Building a serverless web application on AWS

Building a serverless web application on AWS

Here at Enquizit we recently completed a new serverless web application running on AWS. It is our first serverless web application. In this post I will discuss the path we chose, and lessons learned along the way.

 

The web application we built is a portal for physicians (www.icmecsecondopinion.org). We built this pro bono for International Centre for Missing & Exploited Children (ICMEC). If you are not familiar with icmec.org, then please take a moment to visit their website. ICMEC is on the front lines in the fight against human trafficking. They are bridging the gaps in the global community’s ability to protect children. The work they do is simply amazing.

 

I also want to give a shout-out to TC Ratnapuri (Founder and president of Enquizit) for funding this project. Thanks for making this possible.

 

So, let’s dive in…

Here is an overview of the technology stack we ended up with after the project was complete:

 

On the front end:

  • React.js
  • React Router
  • AWS Amplify
  • Bootstrap
  • ESLint
  • circleci
  • Jest
  • Static hosting on S3

 

On the backend:

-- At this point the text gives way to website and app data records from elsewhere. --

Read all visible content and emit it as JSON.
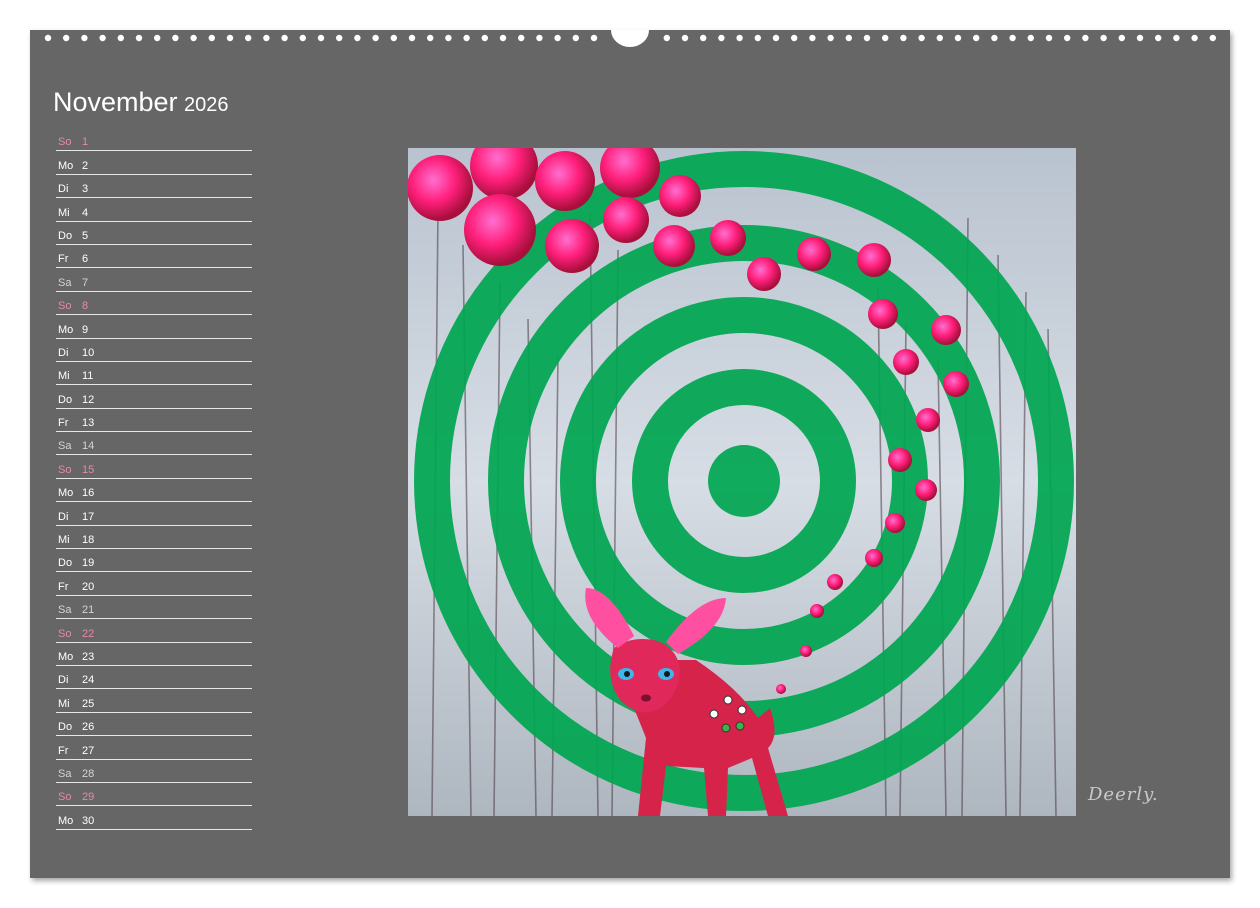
{
  "calendar": {
    "month": "November",
    "year": "2026",
    "days": [
      {
        "wd": "So",
        "d": "1"
      },
      {
        "wd": "Mo",
        "d": "2"
      },
      {
        "wd": "Di",
        "d": "3"
      },
      {
        "wd": "Mi",
        "d": "4"
      },
      {
        "wd": "Do",
        "d": "5"
      },
      {
        "wd": "Fr",
        "d": "6"
      },
      {
        "wd": "Sa",
        "d": "7"
      },
      {
        "wd": "So",
        "d": "8"
      },
      {
        "wd": "Mo",
        "d": "9"
      },
      {
        "wd": "Di",
        "d": "10"
      },
      {
        "wd": "Mi",
        "d": "11"
      },
      {
        "wd": "Do",
        "d": "12"
      },
      {
        "wd": "Fr",
        "d": "13"
      },
      {
        "wd": "Sa",
        "d": "14"
      },
      {
        "wd": "So",
        "d": "15"
      },
      {
        "wd": "Mo",
        "d": "16"
      },
      {
        "wd": "Di",
        "d": "17"
      },
      {
        "wd": "Mi",
        "d": "18"
      },
      {
        "wd": "Do",
        "d": "19"
      },
      {
        "wd": "Fr",
        "d": "20"
      },
      {
        "wd": "Sa",
        "d": "21"
      },
      {
        "wd": "So",
        "d": "22"
      },
      {
        "wd": "Mo",
        "d": "23"
      },
      {
        "wd": "Di",
        "d": "24"
      },
      {
        "wd": "Mi",
        "d": "25"
      },
      {
        "wd": "Do",
        "d": "26"
      },
      {
        "wd": "Fr",
        "d": "27"
      },
      {
        "wd": "Sa",
        "d": "28"
      },
      {
        "wd": "So",
        "d": "29"
      },
      {
        "wd": "Mo",
        "d": "30"
      }
    ]
  },
  "artwork": {
    "signature": "Deerly.",
    "ring_color": "#00a651",
    "bubble_color": "#ff1f7a",
    "background_color": "#c4ccd6"
  },
  "colors": {
    "page": "#666666",
    "sunday": "#e58aa6",
    "saturday": "#d4d4d4",
    "weekday": "#ffffff"
  }
}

  • Serverless
  • Lambda
  • API Gateway
  • DynamoDB
  • Cognito
  • S3
  • CloudFront
  • AWS WAF
  • ESLint
  • circleci
  • Jest

 

How we got there…

 

When I began my research, I had a difficult time finding articles that described the front and backend of the serverless stack. I knew I wanted to use AWS Amplify, Serverless and React. I eventually discovered Serverless Stack which includes step-by-step instructions on how to build and deploy a serverless application on AWS. It includes AWS Amplify, Serverless and React.js. The tutorials are excellent. I am thankful for all the effort they put into this. There is a lot of content to get through, but every article is well worth your time before you begin building your application. The following sections will cover our approach and the lessons learned that are not covered in the Serverless Stack website.

 

Our project was organized into two git repositories. The front end React.js site (my-project-react) and the backend api services (my-project-api). This works well, because you are going to deploy the front-end (Static S3 site) and the backend (AWS CloudFormation) separately.

 

As described in this article we used the Microservices + Mono-Repo approach for our back-end repository. I think this approach works very well. Each service under the /services/ folder includes one serverless.yml and one DynamoDB table. There is a learning curve here if you don’t have much experience with CloudFormation. The most important thing to understand is Cross-Stack References. They allow you to track the dependencies between services. You want to limit these dependencies, but they will become necessary. For example, Cognito will need grant permissions (Group policies) to every API created by your services. We created a separate service just for Cognito. It is deployed last, after every other service, to ensure that we have the most recent ARN for each API. This is done through Cross-Stack References.

 

Deploying separate stages (Dev/QA/Staging/Prod Environments) is very easy with Serverless. Serverless uses CloudFormation to deploy to AWS. When you deploy a service through Serverless it creates a new CloudFormation stack. You want to be familiar with managing stacks in CloudFormation. If there is a problem updating or deleting a service through Serverless, then you will need to head to the CloudFormation Console to troubleshoot.

 

DynamoDB can be difficult to understand if you have a relational database background. If that’s you, then you need to read up on Local Secondary Indexes and Global Secondary Indexes. You will use these indexes to create relationships between your DynamoDB tables. Also, read each section listed here to understand how to access your data. Avoid Scans at all costs and don’t be afraid to denormalize the data in your DynamoDB tables.

 

User permissions can be managed through Cognito and IAM. You will grant users access to AWS recourses using IAM Policies. To achieve this you need a Cognito User Pool and a Cognito Identity Pool. Then create a Cognito User Group and a corresponding IAM Role. The IAM Roles contain IAM Policies that grant access to recourses.

 

For example, I created “Admin” User Group, “Admin” IAM Role and “Admin” IAM Policy. When a member of the “Admin” Cognito User Group signs into the system, they are given the “Admin” IAM Role.

 

There is one caveat to using Cognito User Groups to select an IAM Role. The Cognito Identity Pool will not attach the correct IAM Role unless you use the “Choose role from token” method. You can update the setting in the AWS Console here:
Cognito Federated Identity pool -> Edit Identity Pool -> Authentication Providers -> Authentication role selection. Change “Use default role” to “Choose role from token”. Currently, there is no way to do this through CloudFormation.

 

Finally, security is not covered well (yet) in the Serverless Stack tutorials. You should read up on AWS WAF, AWS Shield and AWS Firewall Manager. Securing your backend APIs is the most important part of building your web application. Definitely do this before you release to Production.

 

Thanks for reading!